**Task prompt:** The answer must consist of each line below that holds the word "icon", copied as it stands.
Data shown below:
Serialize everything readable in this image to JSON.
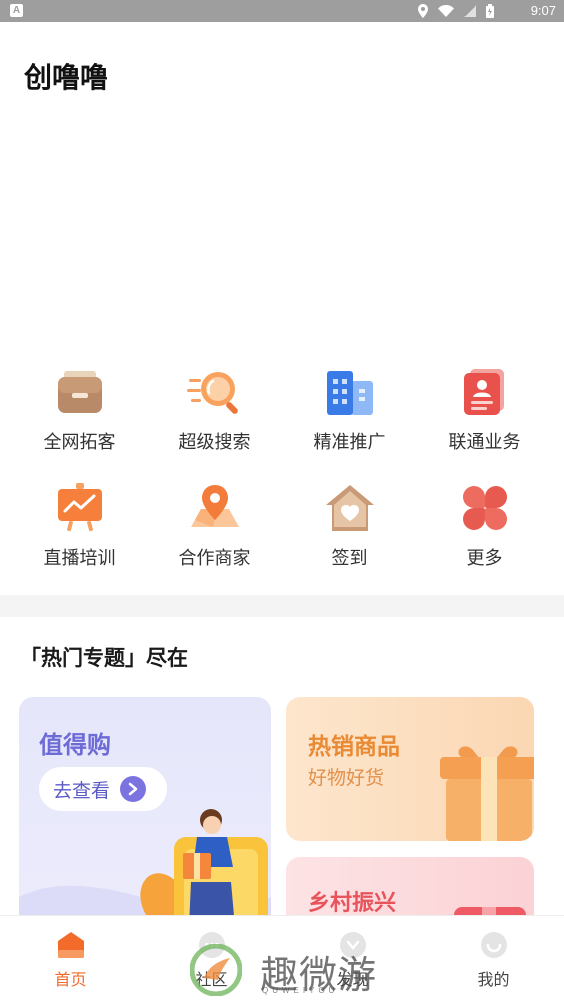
{
  "status_bar": {
    "time": "9:07",
    "notification": "A"
  },
  "app": {
    "title": "创噜噜"
  },
  "grid": {
    "items": [
      {
        "label": "全网拓客",
        "icon": "briefcase-icon"
      },
      {
        "label": "超级搜索",
        "icon": "search-icon"
      },
      {
        "label": "精准推广",
        "icon": "buildings-icon"
      },
      {
        "label": "联通业务",
        "icon": "document-icon"
      },
      {
        "label": "直播培训",
        "icon": "chart-board-icon"
      },
      {
        "label": "合作商家",
        "icon": "map-pin-icon"
      },
      {
        "label": "签到",
        "icon": "house-heart-icon"
      },
      {
        "label": "更多",
        "icon": "clover-icon"
      }
    ]
  },
  "section": {
    "title": "「热门专题」尽在"
  },
  "cards": {
    "left": {
      "title": "值得购",
      "button": "去查看"
    },
    "right_top": {
      "title": "热销商品",
      "subtitle": "好物好货"
    },
    "right_bottom": {
      "title": "乡村振兴"
    }
  },
  "tabbar": {
    "tabs": [
      {
        "label": "首页",
        "active": true
      },
      {
        "label": "社区",
        "active": false
      },
      {
        "label": "发现",
        "active": false
      },
      {
        "label": "我的",
        "active": false
      }
    ]
  },
  "watermark": {
    "text": "趣微游",
    "sub": "QUWEIYOU"
  },
  "colors": {
    "accent": "#f26b2a",
    "purple": "#6d6bd6",
    "orange": "#e98a35",
    "red": "#e8545c"
  }
}
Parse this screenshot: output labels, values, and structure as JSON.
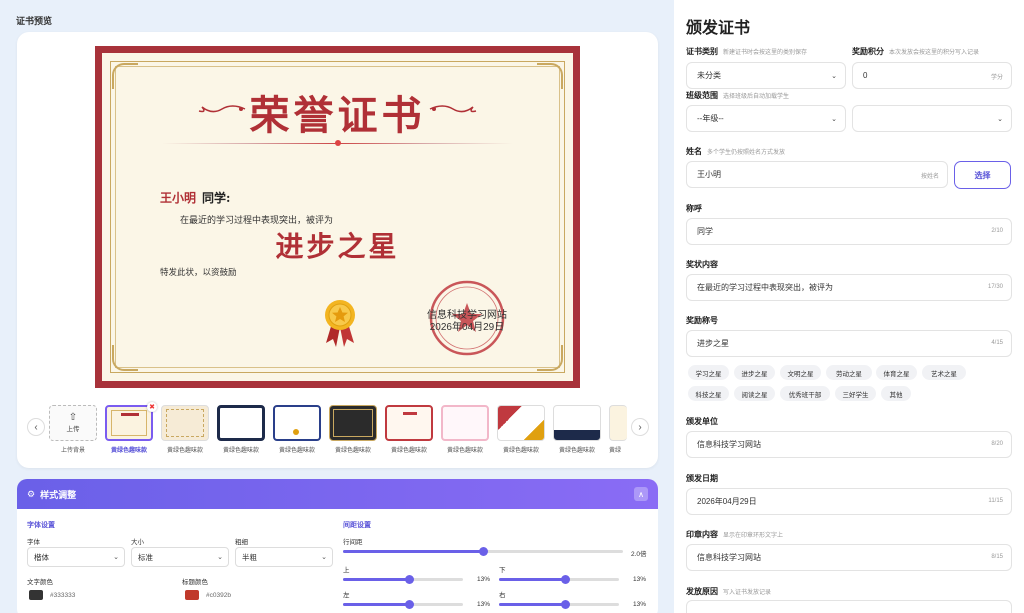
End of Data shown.
**Answer space:**
        "icon": "briefcase-icon"
        "icon": "search-icon"
        "icon": "buildings-icon"
        "icon": "document-icon"
        "icon": "chart-board-icon"
        "icon": "map-pin-icon"
        "icon": "house-heart-icon"
        "icon": "clover-icon"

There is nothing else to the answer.